Activity: All lines in the records that carry the string "count" are to be shown.

Items listed in a dataset
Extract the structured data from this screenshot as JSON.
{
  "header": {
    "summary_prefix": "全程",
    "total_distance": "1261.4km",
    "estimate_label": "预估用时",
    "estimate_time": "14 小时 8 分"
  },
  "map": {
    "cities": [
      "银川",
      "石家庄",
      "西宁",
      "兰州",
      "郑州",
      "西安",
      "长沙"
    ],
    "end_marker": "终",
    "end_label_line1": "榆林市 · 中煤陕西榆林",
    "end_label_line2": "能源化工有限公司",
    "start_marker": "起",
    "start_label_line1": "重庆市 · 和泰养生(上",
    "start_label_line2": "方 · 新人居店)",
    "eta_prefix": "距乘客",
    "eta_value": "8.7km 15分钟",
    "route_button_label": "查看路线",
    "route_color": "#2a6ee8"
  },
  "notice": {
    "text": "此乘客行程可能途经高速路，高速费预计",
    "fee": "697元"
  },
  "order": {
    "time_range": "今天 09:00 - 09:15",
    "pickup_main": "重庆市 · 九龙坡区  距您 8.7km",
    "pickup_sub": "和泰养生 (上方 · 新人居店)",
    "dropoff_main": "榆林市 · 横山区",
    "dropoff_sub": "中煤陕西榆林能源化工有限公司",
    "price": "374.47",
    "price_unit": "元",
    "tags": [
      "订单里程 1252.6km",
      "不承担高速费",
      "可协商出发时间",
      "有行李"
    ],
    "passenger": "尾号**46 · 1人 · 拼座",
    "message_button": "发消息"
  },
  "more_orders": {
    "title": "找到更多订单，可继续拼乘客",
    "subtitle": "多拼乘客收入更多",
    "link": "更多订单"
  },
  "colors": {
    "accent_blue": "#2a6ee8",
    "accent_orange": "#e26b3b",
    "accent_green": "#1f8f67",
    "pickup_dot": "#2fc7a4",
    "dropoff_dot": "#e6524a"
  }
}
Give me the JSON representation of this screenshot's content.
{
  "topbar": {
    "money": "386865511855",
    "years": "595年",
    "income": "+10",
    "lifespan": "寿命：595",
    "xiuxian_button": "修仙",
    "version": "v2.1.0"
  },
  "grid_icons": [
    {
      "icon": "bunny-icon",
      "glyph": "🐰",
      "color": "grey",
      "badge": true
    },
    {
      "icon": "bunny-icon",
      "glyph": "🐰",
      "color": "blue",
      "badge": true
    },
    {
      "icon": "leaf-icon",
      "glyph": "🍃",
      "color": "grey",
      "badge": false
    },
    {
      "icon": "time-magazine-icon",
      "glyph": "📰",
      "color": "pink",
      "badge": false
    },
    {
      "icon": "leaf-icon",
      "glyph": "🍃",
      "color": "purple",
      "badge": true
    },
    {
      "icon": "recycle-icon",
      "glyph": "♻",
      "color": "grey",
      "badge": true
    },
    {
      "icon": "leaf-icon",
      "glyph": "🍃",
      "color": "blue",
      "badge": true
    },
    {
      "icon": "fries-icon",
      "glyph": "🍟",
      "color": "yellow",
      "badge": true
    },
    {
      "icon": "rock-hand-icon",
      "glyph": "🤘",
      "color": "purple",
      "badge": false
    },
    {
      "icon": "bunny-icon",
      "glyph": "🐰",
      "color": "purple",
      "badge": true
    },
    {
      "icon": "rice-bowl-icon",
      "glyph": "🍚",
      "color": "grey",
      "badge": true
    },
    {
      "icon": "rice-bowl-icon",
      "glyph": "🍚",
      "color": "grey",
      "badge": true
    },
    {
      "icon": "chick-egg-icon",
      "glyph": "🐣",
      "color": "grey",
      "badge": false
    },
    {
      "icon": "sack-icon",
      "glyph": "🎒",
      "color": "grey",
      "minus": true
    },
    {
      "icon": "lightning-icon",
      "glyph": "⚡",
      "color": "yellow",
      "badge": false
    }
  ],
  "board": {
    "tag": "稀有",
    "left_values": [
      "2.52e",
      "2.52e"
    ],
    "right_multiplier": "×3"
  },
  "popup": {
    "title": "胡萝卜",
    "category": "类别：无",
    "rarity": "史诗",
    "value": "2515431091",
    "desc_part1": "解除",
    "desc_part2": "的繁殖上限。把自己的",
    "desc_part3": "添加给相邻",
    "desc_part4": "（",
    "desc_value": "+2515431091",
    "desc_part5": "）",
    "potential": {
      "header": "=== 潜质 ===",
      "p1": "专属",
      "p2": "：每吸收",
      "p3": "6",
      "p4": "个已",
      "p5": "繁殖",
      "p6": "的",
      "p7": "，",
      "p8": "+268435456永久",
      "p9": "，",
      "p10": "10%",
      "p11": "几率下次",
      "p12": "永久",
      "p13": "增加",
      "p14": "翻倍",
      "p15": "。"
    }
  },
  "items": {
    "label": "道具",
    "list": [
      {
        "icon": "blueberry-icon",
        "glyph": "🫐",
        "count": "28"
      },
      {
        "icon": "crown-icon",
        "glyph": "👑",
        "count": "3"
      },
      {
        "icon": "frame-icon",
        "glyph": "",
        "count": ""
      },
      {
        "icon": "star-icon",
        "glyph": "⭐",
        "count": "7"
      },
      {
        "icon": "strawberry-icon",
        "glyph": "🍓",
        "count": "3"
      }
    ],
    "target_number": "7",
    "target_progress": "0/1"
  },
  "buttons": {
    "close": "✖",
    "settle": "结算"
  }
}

Solution:
        "count": "28"
        "count": "3"
        "count": ""
        "count": "7"
        "count": "3"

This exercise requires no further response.